Sep. 14: They navigated from T.S.6 to T.S.7, a confluence with Zanaqu. The other party of Fujimori and Aoki joined and used a raft-boat. It was fine. Minus 3.4 C in the morning. They received a message from the support party in Zadoi that the American professional party was coming for descending the same course.

Sep. 15: Navigation from T.S.7 to T.S.8. They set up tents before the gorge and ascend a mountain in the vicinity for reconnaissance. But they were unable to have a view forward.

Sep. 16: From T.S.8 to T.S.9. 2 C in the morning. They passed through the rapids of a narrow gorge of Class VI. No good progress was gained due to a danger of falling rocks. A huge rock blocked the mid stream of the river of only 10 meters width. They made a portage of 300 meters.
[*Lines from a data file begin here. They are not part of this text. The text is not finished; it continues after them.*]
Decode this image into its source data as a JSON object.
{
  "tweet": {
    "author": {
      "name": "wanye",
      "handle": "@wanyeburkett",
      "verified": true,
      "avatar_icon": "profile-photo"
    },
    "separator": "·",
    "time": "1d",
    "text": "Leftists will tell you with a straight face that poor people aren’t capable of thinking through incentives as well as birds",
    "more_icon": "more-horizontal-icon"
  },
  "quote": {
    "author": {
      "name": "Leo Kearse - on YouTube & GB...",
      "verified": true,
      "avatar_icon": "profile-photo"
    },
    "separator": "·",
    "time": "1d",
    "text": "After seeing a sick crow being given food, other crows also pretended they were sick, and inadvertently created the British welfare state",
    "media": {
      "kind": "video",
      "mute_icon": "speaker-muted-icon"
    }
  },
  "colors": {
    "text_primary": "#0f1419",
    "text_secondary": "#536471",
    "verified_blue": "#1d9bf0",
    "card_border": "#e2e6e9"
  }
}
Sep. 17: From T.S.9 to T.S.10. They did running down of the rapids Class VI.

Sep. 18: From T.S.10 to Zadoi. They were forced to make a portage using cars to by- pass the rapids of "Red blood slope" of Class VI which were blocked with huge falling boulders to make the stream complicated. The rapids looked like a raging river of Japan after heavy rain falls. The members changed here.

Sep. 19: They stayed at Zadoi for taking rest.
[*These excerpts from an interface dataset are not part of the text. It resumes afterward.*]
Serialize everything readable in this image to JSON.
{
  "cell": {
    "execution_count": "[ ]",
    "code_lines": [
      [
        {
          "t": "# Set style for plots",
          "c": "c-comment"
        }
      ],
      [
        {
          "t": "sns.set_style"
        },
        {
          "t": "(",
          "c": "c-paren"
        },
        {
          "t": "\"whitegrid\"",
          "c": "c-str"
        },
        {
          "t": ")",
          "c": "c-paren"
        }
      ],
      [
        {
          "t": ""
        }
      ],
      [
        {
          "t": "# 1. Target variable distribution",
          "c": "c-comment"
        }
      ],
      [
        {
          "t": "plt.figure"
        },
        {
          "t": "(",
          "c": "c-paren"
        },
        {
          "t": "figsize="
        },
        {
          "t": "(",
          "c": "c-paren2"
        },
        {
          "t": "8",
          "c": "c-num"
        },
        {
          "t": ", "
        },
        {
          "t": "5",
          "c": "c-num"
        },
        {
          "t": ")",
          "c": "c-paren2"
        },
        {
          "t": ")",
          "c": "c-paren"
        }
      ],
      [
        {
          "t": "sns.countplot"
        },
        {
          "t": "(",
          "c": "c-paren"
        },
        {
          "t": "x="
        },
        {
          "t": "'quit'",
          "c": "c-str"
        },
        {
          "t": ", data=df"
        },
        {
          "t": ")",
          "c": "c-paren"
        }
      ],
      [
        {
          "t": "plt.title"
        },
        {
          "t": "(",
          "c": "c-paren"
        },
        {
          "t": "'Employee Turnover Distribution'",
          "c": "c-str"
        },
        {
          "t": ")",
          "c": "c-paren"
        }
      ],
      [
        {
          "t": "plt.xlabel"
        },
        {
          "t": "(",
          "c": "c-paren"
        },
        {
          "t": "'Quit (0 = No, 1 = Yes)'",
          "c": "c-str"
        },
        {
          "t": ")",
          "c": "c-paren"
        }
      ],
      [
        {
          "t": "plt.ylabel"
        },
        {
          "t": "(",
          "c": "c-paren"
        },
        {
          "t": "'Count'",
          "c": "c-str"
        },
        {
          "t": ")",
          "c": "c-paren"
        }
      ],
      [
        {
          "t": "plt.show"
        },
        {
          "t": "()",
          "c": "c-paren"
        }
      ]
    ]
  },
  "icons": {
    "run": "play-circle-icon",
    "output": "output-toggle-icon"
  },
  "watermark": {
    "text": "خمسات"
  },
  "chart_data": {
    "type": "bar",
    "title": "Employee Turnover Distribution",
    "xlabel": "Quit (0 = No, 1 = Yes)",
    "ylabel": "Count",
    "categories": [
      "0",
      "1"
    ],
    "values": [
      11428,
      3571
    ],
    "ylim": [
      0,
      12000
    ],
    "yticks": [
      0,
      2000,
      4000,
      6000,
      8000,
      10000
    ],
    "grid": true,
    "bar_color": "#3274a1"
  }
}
Sep. 20: They commence again the navigation from Zadoi to T.S.11. The support parry left for Nangchen.

Sep. 21: From T.S.11 to T.S.12. Using horses they made a portage to avoid the rapids of Class VI which is difficult to steer a boat.
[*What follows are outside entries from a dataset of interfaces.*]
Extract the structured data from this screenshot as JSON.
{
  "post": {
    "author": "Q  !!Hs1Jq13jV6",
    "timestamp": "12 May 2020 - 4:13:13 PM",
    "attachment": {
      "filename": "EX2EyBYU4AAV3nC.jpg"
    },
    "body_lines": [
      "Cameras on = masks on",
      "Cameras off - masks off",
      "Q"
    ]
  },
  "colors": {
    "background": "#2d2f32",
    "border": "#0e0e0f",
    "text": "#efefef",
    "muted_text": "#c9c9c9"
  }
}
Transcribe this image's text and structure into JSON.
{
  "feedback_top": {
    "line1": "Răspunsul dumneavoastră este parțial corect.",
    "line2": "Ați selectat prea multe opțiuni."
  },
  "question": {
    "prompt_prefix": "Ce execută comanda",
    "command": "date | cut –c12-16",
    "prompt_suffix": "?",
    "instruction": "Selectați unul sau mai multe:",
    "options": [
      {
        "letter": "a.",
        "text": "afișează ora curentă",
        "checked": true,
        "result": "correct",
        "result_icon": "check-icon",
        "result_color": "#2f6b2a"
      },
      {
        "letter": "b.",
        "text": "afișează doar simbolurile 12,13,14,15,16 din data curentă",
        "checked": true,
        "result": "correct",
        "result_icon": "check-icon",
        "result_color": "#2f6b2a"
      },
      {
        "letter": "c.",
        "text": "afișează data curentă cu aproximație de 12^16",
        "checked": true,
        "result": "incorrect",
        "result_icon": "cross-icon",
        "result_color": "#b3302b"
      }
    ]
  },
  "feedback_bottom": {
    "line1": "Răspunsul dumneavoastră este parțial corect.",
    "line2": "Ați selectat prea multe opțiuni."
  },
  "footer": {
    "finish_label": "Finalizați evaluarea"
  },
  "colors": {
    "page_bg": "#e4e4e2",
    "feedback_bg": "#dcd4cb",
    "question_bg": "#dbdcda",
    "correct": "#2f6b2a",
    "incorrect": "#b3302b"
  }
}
Sep. 22: From T.S.12 to T.S.13. They navigated "Rubicon" that was considered the most hazardous point in the upper Mekong. The least information was available on this area. The name of place is "Where may monkeys live." They challenged and succeeded in rafting down through the formidable gorge of as narrow as 10 meters width streaming between precipitous walls in the both banks.

Sep. 23: From T.S.13 to T.S.14. An information that there would be rapids on the way made them careful. The navigation party randown together with the support party cooperating each other.

Sep.24: From T.S.14 to T.S.15 via Nangchen. There is a dam at Nangchen. They made a portage to detour round the dam and procured foods, etc. at Nangchen.

Sep. 25: From T.S.15 to T.S.16. The made a portage to avoid the second largest falls in the upper Mekong that are called Jalarungga.

Sep. 26: From T.S.16 to T.S.17. They easily passed through the rapids of Class III - IV that locate in the downstream of the falls.

Sep. 27: From T.S. 17 to T.S.18. Autumn leaves were beautiful. They entered into Tibetan Autonomous Region. They were suddenly attacked by villagers and met a robbery at the camping site. They could make a narrow escape from the violent Tibetans, but it was a dreadful experience.

Sep. 28: From T.S.18 to T.S.19. They made running down of the 500 m long rapids of Class IV - V. The public security joined them.

Sep. 29: They stayed at T.S.19. The public security police searched robbed items.

Sep. 30: At T.S.19. The public security came back. Almost all the items were recovered.

Oct. 1: From T.S.19 to Qamdo (3370 m). The rapids of Class IV - V continued. They passed through the rapids being helped by an information of the support party. The navigation was completed here.

Oct. 2: They moved from Qamdo to the camping site at the river bank of a tributary of the Mekong by a Beijing Jeep and a truck.

Oct. 3: From the camping site to Nangchen by cars.

Oct. 4: From Nangchen to Yushu by cars.

Oct. 5 - 7: From Yushu to Xining by a bus.

Oct. 9 - 10: From Xining to Beijing by a train.

History of First Descents of the rivers of Tibet and western China

More info about rivers in China